Goose Creek fire Capt. Michael Althoff, 45, and firefighter Christopher Harrison, 31, were working an accident on U.S. Highway 176 near the Walmart store shortly after midnight when they were struck by a car heading west, Beres said.
Both men suffered leg injuries, according to a Goose Creek police report.
Sam Steelman, 25, was arrested in Springfield, Mo. just before midnight on Dec. 11, police said.
Steelman allegedly refused to take a blood-alcohol test, which, under Missouri law, automatically calls for the state to revoke his drivers license for a year.
In a court motion filed shortly after the arrest, a lawyer for Sam Steelman asked a judged for a hearing where the case could either be thrown out, or Steelman could be issued a "limited hardship permit" that would allow him to drive for work — his mother’s campaign.
Steelman "is gainfully employed and uses a motor vehicle in the course of employment," wrote his lawyer, Adam Woody.
Revoking his driving privileges "would result in an undue hardship" to Sam Steelman and others.
The Circuit Court judge in the case has delayed revocation of Steelman’s license until at least March 30, when he is set to appear in court.
Sam Steelman’s title with his mother’s Senate campaign is "deputy manager," but, in the absence of an actual campaign manager, he is the de facto head of the campaign.
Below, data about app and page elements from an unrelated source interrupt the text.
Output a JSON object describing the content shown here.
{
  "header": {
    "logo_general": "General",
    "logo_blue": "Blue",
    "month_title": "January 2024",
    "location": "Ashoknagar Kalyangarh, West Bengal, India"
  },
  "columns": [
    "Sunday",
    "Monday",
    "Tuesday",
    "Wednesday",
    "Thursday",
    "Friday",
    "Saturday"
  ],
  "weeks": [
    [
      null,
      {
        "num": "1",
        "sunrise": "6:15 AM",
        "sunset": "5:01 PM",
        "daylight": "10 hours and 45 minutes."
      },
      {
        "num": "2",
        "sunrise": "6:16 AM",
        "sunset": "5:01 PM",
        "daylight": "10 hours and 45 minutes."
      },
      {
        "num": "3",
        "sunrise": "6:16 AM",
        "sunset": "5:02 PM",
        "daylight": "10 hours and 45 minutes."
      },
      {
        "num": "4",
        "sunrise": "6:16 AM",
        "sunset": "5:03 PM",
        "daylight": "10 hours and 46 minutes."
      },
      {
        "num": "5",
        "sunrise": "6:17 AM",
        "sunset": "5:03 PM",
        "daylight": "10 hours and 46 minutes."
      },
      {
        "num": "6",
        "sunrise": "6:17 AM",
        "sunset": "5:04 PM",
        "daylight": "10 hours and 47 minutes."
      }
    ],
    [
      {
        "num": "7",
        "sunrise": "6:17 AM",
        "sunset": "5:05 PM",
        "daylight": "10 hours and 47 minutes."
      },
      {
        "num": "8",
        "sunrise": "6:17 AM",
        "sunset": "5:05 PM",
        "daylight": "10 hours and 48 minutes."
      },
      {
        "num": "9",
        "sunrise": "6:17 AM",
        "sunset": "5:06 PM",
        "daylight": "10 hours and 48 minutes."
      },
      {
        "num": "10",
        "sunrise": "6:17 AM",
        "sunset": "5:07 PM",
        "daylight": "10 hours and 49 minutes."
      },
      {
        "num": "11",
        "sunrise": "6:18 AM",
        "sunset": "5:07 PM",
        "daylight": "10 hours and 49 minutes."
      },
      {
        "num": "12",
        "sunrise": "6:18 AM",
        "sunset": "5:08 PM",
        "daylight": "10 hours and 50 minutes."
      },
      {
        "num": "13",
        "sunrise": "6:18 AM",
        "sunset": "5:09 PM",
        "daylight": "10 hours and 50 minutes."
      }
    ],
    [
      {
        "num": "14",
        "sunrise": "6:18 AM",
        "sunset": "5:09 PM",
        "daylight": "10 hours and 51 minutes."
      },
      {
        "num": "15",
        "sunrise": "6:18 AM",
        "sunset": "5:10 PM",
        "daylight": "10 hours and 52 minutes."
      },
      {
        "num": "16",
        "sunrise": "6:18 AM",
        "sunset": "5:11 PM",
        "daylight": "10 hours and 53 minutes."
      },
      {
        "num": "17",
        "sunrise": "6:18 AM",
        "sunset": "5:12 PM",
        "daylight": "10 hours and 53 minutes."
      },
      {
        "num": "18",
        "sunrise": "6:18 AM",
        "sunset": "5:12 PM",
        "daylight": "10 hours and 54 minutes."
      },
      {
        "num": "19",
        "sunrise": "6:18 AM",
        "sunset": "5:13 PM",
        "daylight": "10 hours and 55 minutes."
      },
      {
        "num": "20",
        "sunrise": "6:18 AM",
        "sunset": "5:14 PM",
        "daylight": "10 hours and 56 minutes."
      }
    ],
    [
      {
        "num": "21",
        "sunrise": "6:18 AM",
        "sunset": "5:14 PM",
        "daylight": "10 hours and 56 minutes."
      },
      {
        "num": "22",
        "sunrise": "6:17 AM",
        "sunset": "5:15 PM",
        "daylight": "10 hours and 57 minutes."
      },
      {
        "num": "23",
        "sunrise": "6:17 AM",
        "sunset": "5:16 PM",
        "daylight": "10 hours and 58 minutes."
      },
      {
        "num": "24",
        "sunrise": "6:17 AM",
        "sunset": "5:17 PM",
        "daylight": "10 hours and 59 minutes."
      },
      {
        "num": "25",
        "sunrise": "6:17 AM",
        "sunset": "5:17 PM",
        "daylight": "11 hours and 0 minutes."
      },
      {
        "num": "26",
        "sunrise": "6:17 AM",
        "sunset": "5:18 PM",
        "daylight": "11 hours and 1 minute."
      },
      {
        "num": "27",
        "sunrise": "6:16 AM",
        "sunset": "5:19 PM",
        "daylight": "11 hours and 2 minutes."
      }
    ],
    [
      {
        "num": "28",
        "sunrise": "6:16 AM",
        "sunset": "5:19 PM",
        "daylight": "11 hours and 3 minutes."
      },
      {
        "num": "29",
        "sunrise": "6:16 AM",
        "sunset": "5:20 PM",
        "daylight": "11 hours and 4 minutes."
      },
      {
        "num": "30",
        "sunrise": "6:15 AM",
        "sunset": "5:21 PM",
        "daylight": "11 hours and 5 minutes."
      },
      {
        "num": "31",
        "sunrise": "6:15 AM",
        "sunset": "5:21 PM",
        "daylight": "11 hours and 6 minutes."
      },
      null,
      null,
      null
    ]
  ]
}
Read more: http://www.stltoday.com/news/local/govt-and-politics/political-fix/steelman-s-son-her-campaign-chief-seeking-to-keep-driving/article_29f079fc-38c2-11e1-9a09-0019bb30f31a.html#ixzz1ijDcJ8tB
Jessica Marie Bloom, 22, pleaded guilty two months ago to DUI and hit-and-run charges. She will be sentenced to four years and four months in state prison.
Gunnery Sgt. Dave Smith was eastbound on Bernardo Center Drive near West Bernardo Drive about 12:30 p.m. last July 31 when he was hit from behind—while waiting at a red light—by a woman driving a Chevrolet TrailBlazer.
The collision launched the 34-year-old victim onto the hood of the mid- size SUV, then into the street, Williams said.
The prosecutor said Bloom got out of the vehicle and appeared to be upset, frantically asking witnesses, "Is he dead?"
The defendant loaded her front bumper into her SUV and drove off, but witnesses followed her to her apartment a short distance away and called police, Williams said.
After her arrest, Bloom’s blood-alcohol level was measured at .37 percent, more than four times the legal limit for driving, according to the prosecutor.
Defense attorney Peter Liss told a judge at Bloom’s arraignment that she left the crash scene because she wanted to tell her husband, who is also a Marine, what had happened.
Barry E. Staub, 53, of Hanover Road in Conewago Township, Adams County, is charged with DUI and failing to stay within his traffic lane. A preliminary hearing is set for Feb. 22, according to District Judge Daniel Bowman.
Barry E. Staub is the lieutenant in charge of York’s state police barracks for nearly five years is accused of driving drunk in Adams County
State police in Gettysburg filed the charge Friday morning.
Adams County District Attorney Shawn Wagner told The York Dispatch he will refer the case to the Pennsylvania Attorney General’s Office sometime Friday.
He said both he and first assistant district attorney Brian Sinnett would have a conflict of interest in prosecuting Staub.
"We’re friends with Mr. Staub," Wagner said. "Our office clearly has a conflict."
Retired: Maria Finn, state police press secretary, confirmed Staub’s retirement was effective Friday. She also said Staub was placed on restricted duty after the traffic stop.
Staub did not answer his home phone Friday morning; a message left there was not immediately returned. It’s unclear whether he’s retained an attorney.